▸ **Exercise aim**:
Line by line, repeat the material below exactly and skip the images.

=== Data ===

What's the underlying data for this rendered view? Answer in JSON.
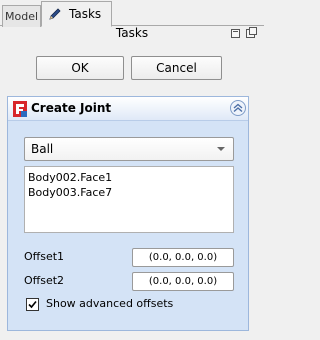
{
  "tabs": [
    {
      "label": "Model"
    },
    {
      "label": "Tasks"
    }
  ],
  "panel": {
    "title": "Tasks"
  },
  "buttons": {
    "ok": "OK",
    "cancel": "Cancel"
  },
  "taskbox": {
    "title": "Create Joint"
  },
  "joint_type": {
    "selected": "Ball"
  },
  "references": [
    "Body002.Face1",
    "Body003.Face7"
  ],
  "offsets": [
    {
      "label": "Offset1",
      "value": "(0.0, 0.0, 0.0)"
    },
    {
      "label": "Offset2",
      "value": "(0.0, 0.0, 0.0)"
    }
  ],
  "advanced": {
    "label": "Show advanced offsets",
    "checked": true
  },
  "colors": {
    "taskbox_bg": "#d4e3f6",
    "taskbox_border": "#9db7dc",
    "logo_red": "#d7262b",
    "logo_blue": "#2c6bbf"
  },
  "icons": [
    "pencil-icon",
    "float-icon",
    "close-icon",
    "freecad-logo-icon",
    "collapse-icon",
    "dropdown-arrow-icon",
    "checkmark-icon"
  ]
}
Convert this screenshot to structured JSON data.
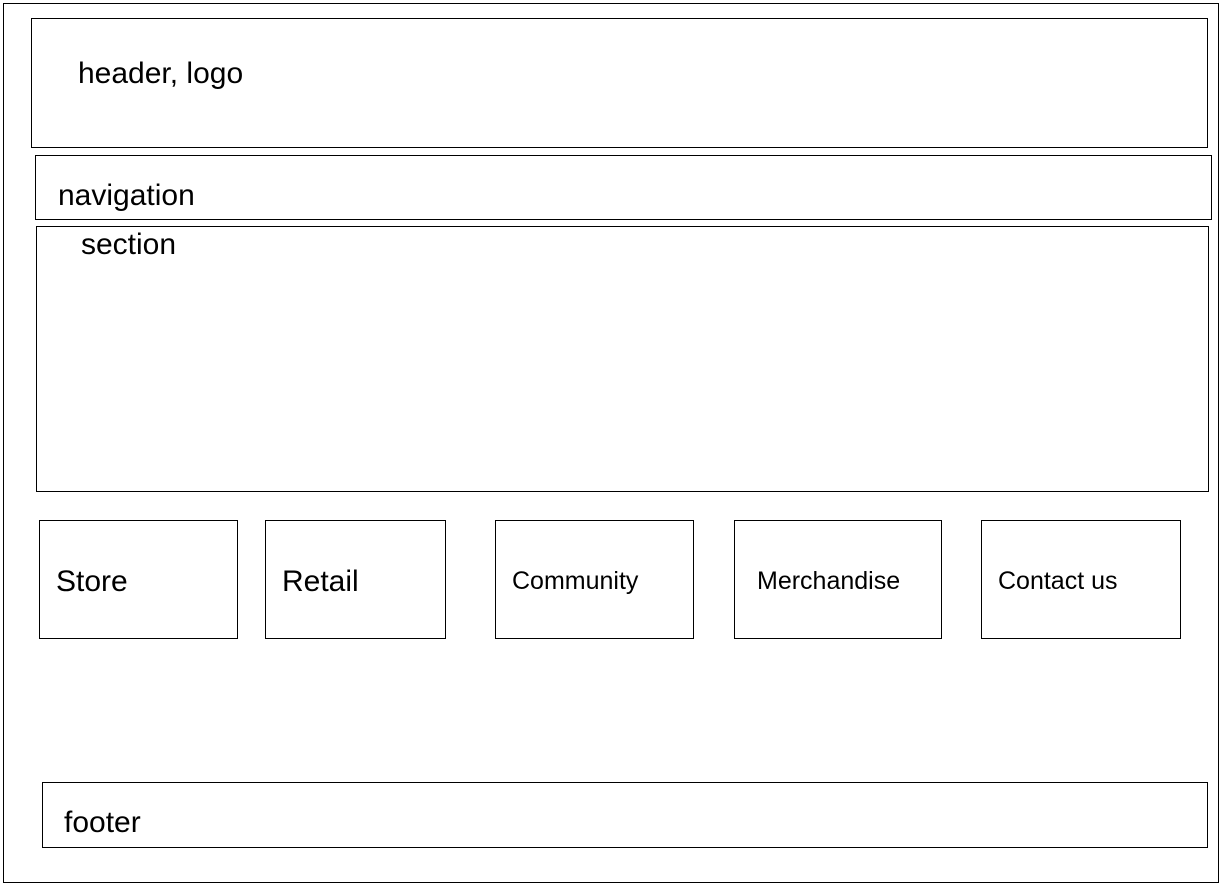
{
  "wireframe": {
    "header": {
      "label": "header, logo"
    },
    "navigation": {
      "label": "navigation"
    },
    "section": {
      "label": "section"
    },
    "tiles": [
      {
        "label": "Store"
      },
      {
        "label": "Retail"
      },
      {
        "label": "Community"
      },
      {
        "label": "Merchandise"
      },
      {
        "label": "Contact us"
      }
    ],
    "footer": {
      "label": "footer"
    }
  }
}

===

▸ **Output for this exercise**:
What's the underlying data for this rendered view? Answer in JSON.
{
  "tabs": [
    {
      "label": "Model"
    },
    {
      "label": "Tasks"
    }
  ],
  "panel": {
    "title": "Tasks"
  },
  "buttons": {
    "ok": "OK",
    "cancel": "Cancel"
  },
  "taskbox": {
    "title": "Create Joint"
  },
  "joint_type": {
    "selected": "Ball"
  },
  "references": [
    "Body002.Face1",
    "Body003.Face7"
  ],
  "offsets": [
    {
      "label": "Offset1",
      "value": "(0.0, 0.0, 0.0)"
    },
    {
      "label": "Offset2",
      "value": "(0.0, 0.0, 0.0)"
    }
  ],
  "advanced": {
    "label": "Show advanced offsets",
    "checked": true
  },
  "colors": {
    "taskbox_bg": "#d4e3f6",
    "taskbox_border": "#9db7dc",
    "logo_red": "#d7262b",
    "logo_blue": "#2c6bbf"
  },
  "icons": [
    "pencil-icon",
    "float-icon",
    "close-icon",
    "freecad-logo-icon",
    "collapse-icon",
    "dropdown-arrow-icon",
    "checkmark-icon"
  ]
}
Convert this screenshot to structured JSON data.
{
  "wireframe": {
    "header": {
      "label": "header, logo"
    },
    "navigation": {
      "label": "navigation"
    },
    "section": {
      "label": "section"
    },
    "tiles": [
      {
        "label": "Store"
      },
      {
        "label": "Retail"
      },
      {
        "label": "Community"
      },
      {
        "label": "Merchandise"
      },
      {
        "label": "Contact us"
      }
    ],
    "footer": {
      "label": "footer"
    }
  }
}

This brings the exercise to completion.